__DATA RECORDS__.
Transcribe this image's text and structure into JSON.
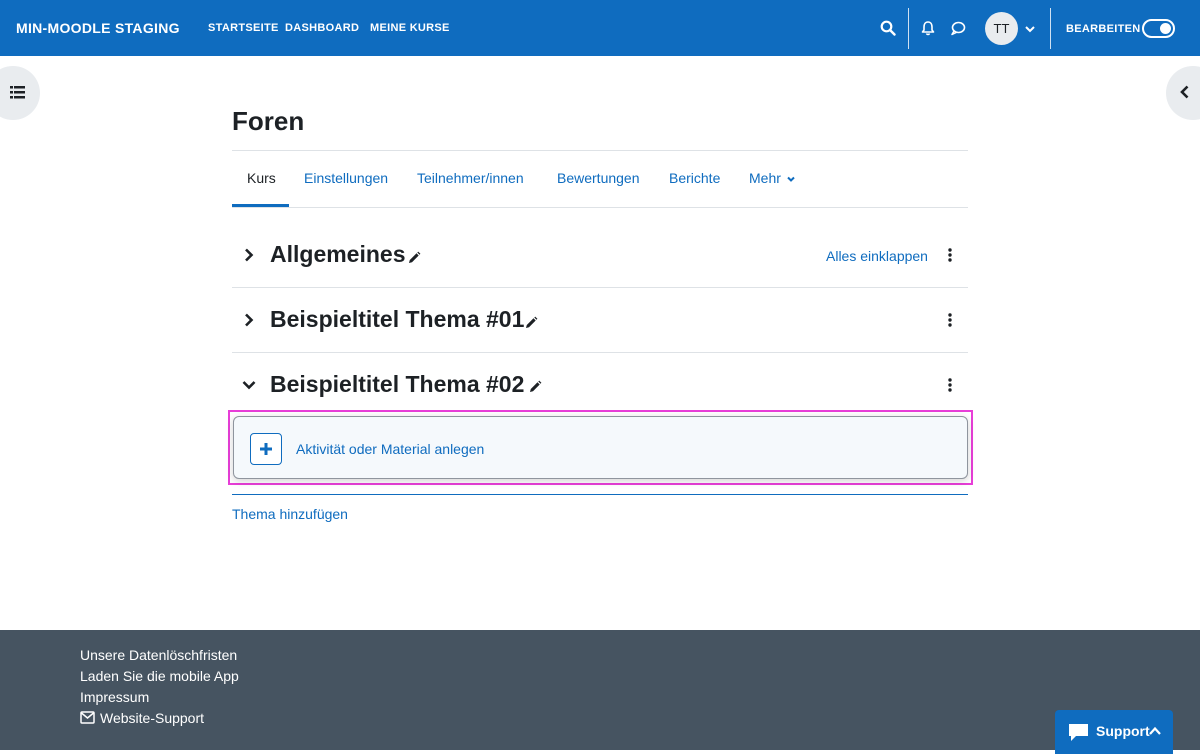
{
  "navbar": {
    "brand": "MIN-MOODLE STAGING",
    "links": [
      "STARTSEITE",
      "DASHBOARD",
      "MEINE KURSE"
    ],
    "avatar_initials": "TT",
    "edit_mode_label": "BEARBEITEN",
    "edit_mode_on": true,
    "icons": [
      "search-icon",
      "bell-icon",
      "message-icon",
      "chevron-down-icon"
    ]
  },
  "page": {
    "title": "Foren"
  },
  "tabs": [
    {
      "label": "Kurs",
      "active": true
    },
    {
      "label": "Einstellungen",
      "active": false
    },
    {
      "label": "Teilnehmer/innen",
      "active": false
    },
    {
      "label": "Bewertungen",
      "active": false
    },
    {
      "label": "Berichte",
      "active": false
    },
    {
      "label": "Mehr",
      "active": false
    }
  ],
  "course": {
    "collapse_all_label": "Alles einklappen",
    "sections": [
      {
        "title": "Allgemeines",
        "expanded": false
      },
      {
        "title": "Beispieltitel Thema #01",
        "expanded": false
      },
      {
        "title": "Beispieltitel Thema #02",
        "expanded": true
      }
    ],
    "add_activity_label": "Aktivität oder Material anlegen",
    "add_topic_label": "Thema hinzufügen"
  },
  "footer": {
    "links": [
      "Unsere Datenlöschfristen",
      "Laden Sie die mobile App",
      "Impressum",
      "Website-Support"
    ]
  },
  "support_button": {
    "label": "Support"
  },
  "colors": {
    "primary": "#0f6cbf",
    "footer_bg": "#465461",
    "highlight": "#e83ed8"
  }
}
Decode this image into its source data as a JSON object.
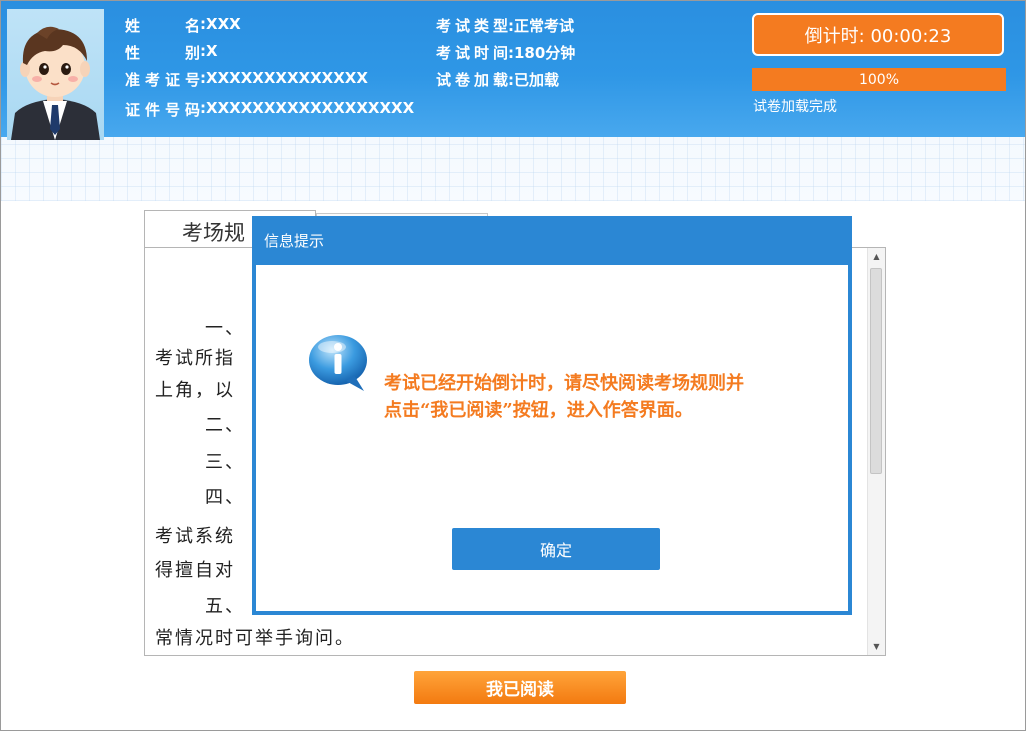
{
  "candidate": {
    "name_label": "姓 名",
    "name_value": "XXX",
    "gender_label": "性 别",
    "gender_value": "X",
    "ticket_label": "准考证号",
    "ticket_value": "XXXXXXXXXXXXXX",
    "id_label": "证件号码",
    "id_value": "XXXXXXXXXXXXXXXXXX"
  },
  "exam": {
    "type_label": "考试类型",
    "type_value": "正常考试",
    "time_label": "考试时间",
    "time_value": "180分钟",
    "load_label": "试卷加载",
    "load_value": "已加载"
  },
  "countdown": {
    "text": "倒计时: 00:00:23"
  },
  "progress": {
    "percent_text": "100%",
    "percent": 100,
    "caption": "试卷加载完成"
  },
  "rules": {
    "tab_label": "考场规",
    "lines": [
      "一、",
      "考试所指",
      "上角，以",
      "二、",
      "三、",
      "四、",
      "考试系统",
      "得擅自对",
      "五、",
      "常情况时可举手询问。"
    ]
  },
  "read_button": {
    "label": "我已阅读"
  },
  "dialog": {
    "title": "信息提示",
    "message_line1": "考试已经开始倒计时，请尽快阅读考场规则并",
    "message_line2": "点击“我已阅读”按钮，进入作答界面。",
    "ok_label": "确定",
    "icon": "info-bubble-icon"
  },
  "colors": {
    "header_blue": "#2f97e6",
    "accent_orange": "#f47b20",
    "dialog_blue": "#2b87d4"
  }
}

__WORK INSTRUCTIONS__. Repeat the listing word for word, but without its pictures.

__ANSWER BOX__.
Transcribe this image's text and structure into JSON.
{
  "navbar": {
    "brand": "MIN-MOODLE STAGING",
    "links": [
      "STARTSEITE",
      "DASHBOARD",
      "MEINE KURSE"
    ],
    "avatar_initials": "TT",
    "edit_mode_label": "BEARBEITEN",
    "edit_mode_on": true,
    "icons": [
      "search-icon",
      "bell-icon",
      "message-icon",
      "chevron-down-icon"
    ]
  },
  "page": {
    "title": "Foren"
  },
  "tabs": [
    {
      "label": "Kurs",
      "active": true
    },
    {
      "label": "Einstellungen",
      "active": false
    },
    {
      "label": "Teilnehmer/innen",
      "active": false
    },
    {
      "label": "Bewertungen",
      "active": false
    },
    {
      "label": "Berichte",
      "active": false
    },
    {
      "label": "Mehr",
      "active": false
    }
  ],
  "course": {
    "collapse_all_label": "Alles einklappen",
    "sections": [
      {
        "title": "Allgemeines",
        "expanded": false
      },
      {
        "title": "Beispieltitel Thema #01",
        "expanded": false
      },
      {
        "title": "Beispieltitel Thema #02",
        "expanded": true
      }
    ],
    "add_activity_label": "Aktivität oder Material anlegen",
    "add_topic_label": "Thema hinzufügen"
  },
  "footer": {
    "links": [
      "Unsere Datenlöschfristen",
      "Laden Sie die mobile App",
      "Impressum",
      "Website-Support"
    ]
  },
  "support_button": {
    "label": "Support"
  },
  "colors": {
    "primary": "#0f6cbf",
    "footer_bg": "#465461",
    "highlight": "#e83ed8"
  }
}
Decode this image into its source data as a JSON object.
{
  "candidate": {
    "name_label": "姓 名",
    "name_value": "XXX",
    "gender_label": "性 别",
    "gender_value": "X",
    "ticket_label": "准考证号",
    "ticket_value": "XXXXXXXXXXXXXX",
    "id_label": "证件号码",
    "id_value": "XXXXXXXXXXXXXXXXXX"
  },
  "exam": {
    "type_label": "考试类型",
    "type_value": "正常考试",
    "time_label": "考试时间",
    "time_value": "180分钟",
    "load_label": "试卷加载",
    "load_value": "已加载"
  },
  "countdown": {
    "text": "倒计时: 00:00:23"
  },
  "progress": {
    "percent_text": "100%",
    "percent": 100,
    "caption": "试卷加载完成"
  },
  "rules": {
    "tab_label": "考场规",
    "lines": [
      "一、",
      "考试所指",
      "上角，以",
      "二、",
      "三、",
      "四、",
      "考试系统",
      "得擅自对",
      "五、",
      "常情况时可举手询问。"
    ]
  },
  "read_button": {
    "label": "我已阅读"
  },
  "dialog": {
    "title": "信息提示",
    "message_line1": "考试已经开始倒计时，请尽快阅读考场规则并",
    "message_line2": "点击“我已阅读”按钮，进入作答界面。",
    "ok_label": "确定",
    "icon": "info-bubble-icon"
  },
  "colors": {
    "header_blue": "#2f97e6",
    "accent_orange": "#f47b20",
    "dialog_blue": "#2b87d4"
  }
}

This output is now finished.